Tell how many lines contain the string "Zentral" in the material underneath; the reply is that number and no more.

### PROVIDED ENTRIES

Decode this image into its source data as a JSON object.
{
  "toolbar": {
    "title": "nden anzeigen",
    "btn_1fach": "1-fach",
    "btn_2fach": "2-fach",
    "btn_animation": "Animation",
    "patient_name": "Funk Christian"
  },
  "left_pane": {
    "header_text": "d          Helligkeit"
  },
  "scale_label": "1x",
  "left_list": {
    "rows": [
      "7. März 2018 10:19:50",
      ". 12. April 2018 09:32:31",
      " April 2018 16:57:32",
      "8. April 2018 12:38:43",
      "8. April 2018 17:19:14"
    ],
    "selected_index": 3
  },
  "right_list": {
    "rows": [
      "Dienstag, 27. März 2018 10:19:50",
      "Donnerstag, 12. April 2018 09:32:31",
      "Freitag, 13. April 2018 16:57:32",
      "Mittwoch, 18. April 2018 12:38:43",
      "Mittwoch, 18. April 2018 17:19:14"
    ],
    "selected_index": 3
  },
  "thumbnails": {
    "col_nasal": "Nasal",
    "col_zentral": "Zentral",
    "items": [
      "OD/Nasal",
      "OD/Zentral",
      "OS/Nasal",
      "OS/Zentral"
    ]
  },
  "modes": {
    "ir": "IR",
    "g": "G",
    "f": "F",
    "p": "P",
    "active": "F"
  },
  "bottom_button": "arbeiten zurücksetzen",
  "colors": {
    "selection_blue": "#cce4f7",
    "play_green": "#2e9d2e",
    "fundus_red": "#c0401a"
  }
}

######

ANSWER SPACE =
3